**EXERCISE DETAILS**
Your response should match the records line for line.

**App and web page records**

--- START ---

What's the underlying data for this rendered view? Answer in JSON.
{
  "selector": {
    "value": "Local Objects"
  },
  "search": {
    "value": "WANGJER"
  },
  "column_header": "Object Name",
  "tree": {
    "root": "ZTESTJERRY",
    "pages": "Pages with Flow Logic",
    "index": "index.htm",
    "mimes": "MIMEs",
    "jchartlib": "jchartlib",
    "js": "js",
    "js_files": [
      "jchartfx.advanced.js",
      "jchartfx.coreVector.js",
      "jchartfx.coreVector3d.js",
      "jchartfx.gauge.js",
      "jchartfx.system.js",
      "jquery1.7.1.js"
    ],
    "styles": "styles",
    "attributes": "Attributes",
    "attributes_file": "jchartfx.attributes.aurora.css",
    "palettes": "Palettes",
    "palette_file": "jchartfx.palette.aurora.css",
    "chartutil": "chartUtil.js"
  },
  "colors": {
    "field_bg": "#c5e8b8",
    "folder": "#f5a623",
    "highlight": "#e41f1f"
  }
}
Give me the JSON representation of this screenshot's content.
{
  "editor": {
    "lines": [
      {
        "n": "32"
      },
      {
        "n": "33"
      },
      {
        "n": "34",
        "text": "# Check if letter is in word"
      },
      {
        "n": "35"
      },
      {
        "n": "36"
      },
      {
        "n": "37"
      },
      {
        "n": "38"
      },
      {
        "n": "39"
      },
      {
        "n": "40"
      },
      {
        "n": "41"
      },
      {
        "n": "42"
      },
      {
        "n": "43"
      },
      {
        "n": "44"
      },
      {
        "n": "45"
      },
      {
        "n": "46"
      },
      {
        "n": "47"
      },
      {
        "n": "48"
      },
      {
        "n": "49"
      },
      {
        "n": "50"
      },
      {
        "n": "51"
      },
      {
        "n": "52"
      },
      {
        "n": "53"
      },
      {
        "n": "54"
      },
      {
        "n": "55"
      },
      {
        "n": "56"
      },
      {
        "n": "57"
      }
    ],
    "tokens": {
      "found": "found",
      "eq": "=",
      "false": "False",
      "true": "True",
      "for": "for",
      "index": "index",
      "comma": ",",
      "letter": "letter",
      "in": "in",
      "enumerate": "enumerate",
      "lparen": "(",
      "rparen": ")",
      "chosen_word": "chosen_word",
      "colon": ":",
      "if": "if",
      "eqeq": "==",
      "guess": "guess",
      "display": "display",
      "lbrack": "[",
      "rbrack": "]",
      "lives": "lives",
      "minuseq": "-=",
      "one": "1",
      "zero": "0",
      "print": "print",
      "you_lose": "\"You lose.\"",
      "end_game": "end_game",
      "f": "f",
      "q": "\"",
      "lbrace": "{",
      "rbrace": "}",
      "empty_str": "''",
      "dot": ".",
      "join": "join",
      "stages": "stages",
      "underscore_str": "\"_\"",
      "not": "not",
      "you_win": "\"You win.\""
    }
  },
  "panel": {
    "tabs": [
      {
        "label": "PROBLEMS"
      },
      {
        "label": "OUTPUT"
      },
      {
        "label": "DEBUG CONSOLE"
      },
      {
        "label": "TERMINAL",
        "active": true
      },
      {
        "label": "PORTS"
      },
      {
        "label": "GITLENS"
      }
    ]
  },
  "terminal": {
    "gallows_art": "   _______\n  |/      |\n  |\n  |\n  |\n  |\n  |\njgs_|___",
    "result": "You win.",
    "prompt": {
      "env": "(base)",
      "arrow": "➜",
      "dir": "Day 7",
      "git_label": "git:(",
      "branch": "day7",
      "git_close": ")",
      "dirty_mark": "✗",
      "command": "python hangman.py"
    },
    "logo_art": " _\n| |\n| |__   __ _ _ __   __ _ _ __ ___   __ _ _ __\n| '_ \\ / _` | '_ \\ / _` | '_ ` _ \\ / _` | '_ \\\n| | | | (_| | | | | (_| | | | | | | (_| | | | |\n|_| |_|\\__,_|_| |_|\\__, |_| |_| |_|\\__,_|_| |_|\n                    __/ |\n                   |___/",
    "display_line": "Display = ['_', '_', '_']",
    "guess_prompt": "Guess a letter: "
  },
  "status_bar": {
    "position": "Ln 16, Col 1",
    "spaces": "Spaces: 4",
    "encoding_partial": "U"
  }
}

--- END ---

**RESPONSE TO THE TASK**
What's the underlying data for this rendered view? Answer in JSON.
{
  "selector": {
    "value": "Local Objects"
  },
  "search": {
    "value": "WANGJER"
  },
  "column_header": "Object Name",
  "tree": {
    "root": "ZTESTJERRY",
    "pages": "Pages with Flow Logic",
    "index": "index.htm",
    "mimes": "MIMEs",
    "jchartlib": "jchartlib",
    "js": "js",
    "js_files": [
      "jchartfx.advanced.js",
      "jchartfx.coreVector.js",
      "jchartfx.coreVector3d.js",
      "jchartfx.gauge.js",
      "jchartfx.system.js",
      "jquery1.7.1.js"
    ],
    "styles": "styles",
    "attributes": "Attributes",
    "attributes_file": "jchartfx.attributes.aurora.css",
    "palettes": "Palettes",
    "palette_file": "jchartfx.palette.aurora.css",
    "chartutil": "chartUtil.js"
  },
  "colors": {
    "field_bg": "#c5e8b8",
    "folder": "#f5a623",
    "highlight": "#e41f1f"
  }
}
Give me the JSON representation of this screenshot's content.
{
  "editor": {
    "lines": [
      {
        "n": "32"
      },
      {
        "n": "33"
      },
      {
        "n": "34",
        "text": "# Check if letter is in word"
      },
      {
        "n": "35"
      },
      {
        "n": "36"
      },
      {
        "n": "37"
      },
      {
        "n": "38"
      },
      {
        "n": "39"
      },
      {
        "n": "40"
      },
      {
        "n": "41"
      },
      {
        "n": "42"
      },
      {
        "n": "43"
      },
      {
        "n": "44"
      },
      {
        "n": "45"
      },
      {
        "n": "46"
      },
      {
        "n": "47"
      },
      {
        "n": "48"
      },
      {
        "n": "49"
      },
      {
        "n": "50"
      },
      {
        "n": "51"
      },
      {
        "n": "52"
      },
      {
        "n": "53"
      },
      {
        "n": "54"
      },
      {
        "n": "55"
      },
      {
        "n": "56"
      },
      {
        "n": "57"
      }
    ],
    "tokens": {
      "found": "found",
      "eq": "=",
      "false": "False",
      "true": "True",
      "for": "for",
      "index": "index",
      "comma": ",",
      "letter": "letter",
      "in": "in",
      "enumerate": "enumerate",
      "lparen": "(",
      "rparen": ")",
      "chosen_word": "chosen_word",
      "colon": ":",
      "if": "if",
      "eqeq": "==",
      "guess": "guess",
      "display": "display",
      "lbrack": "[",
      "rbrack": "]",
      "lives": "lives",
      "minuseq": "-=",
      "one": "1",
      "zero": "0",
      "print": "print",
      "you_lose": "\"You lose.\"",
      "end_game": "end_game",
      "f": "f",
      "q": "\"",
      "lbrace": "{",
      "rbrace": "}",
      "empty_str": "''",
      "dot": ".",
      "join": "join",
      "stages": "stages",
      "underscore_str": "\"_\"",
      "not": "not",
      "you_win": "\"You win.\""
    }
  },
  "panel": {
    "tabs": [
      {
        "label": "PROBLEMS"
      },
      {
        "label": "OUTPUT"
      },
      {
        "label": "DEBUG CONSOLE"
      },
      {
        "label": "TERMINAL",
        "active": true
      },
      {
        "label": "PORTS"
      },
      {
        "label": "GITLENS"
      }
    ]
  },
  "terminal": {
    "gallows_art": "   _______\n  |/      |\n  |\n  |\n  |\n  |\n  |\njgs_|___",
    "result": "You win.",
    "prompt": {
      "env": "(base)",
      "arrow": "➜",
      "dir": "Day 7",
      "git_label": "git:(",
      "branch": "day7",
      "git_close": ")",
      "dirty_mark": "✗",
      "command": "python hangman.py"
    },
    "logo_art": " _\n| |\n| |__   __ _ _ __   __ _ _ __ ___   __ _ _ __\n| '_ \\ / _` | '_ \\ / _` | '_ ` _ \\ / _` | '_ \\\n| | | | (_| | | | | (_| | | | | | | (_| | | | |\n|_| |_|\\__,_|_| |_|\\__, |_| |_| |_|\\__,_|_| |_|\n                    __/ |\n                   |___/",
    "display_line": "Display = ['_', '_', '_']",
    "guess_prompt": "Guess a letter: "
  },
  "status_bar": {
    "position": "Ln 16, Col 1",
    "spaces": "Spaces: 4",
    "encoding_partial": "U"
  }
}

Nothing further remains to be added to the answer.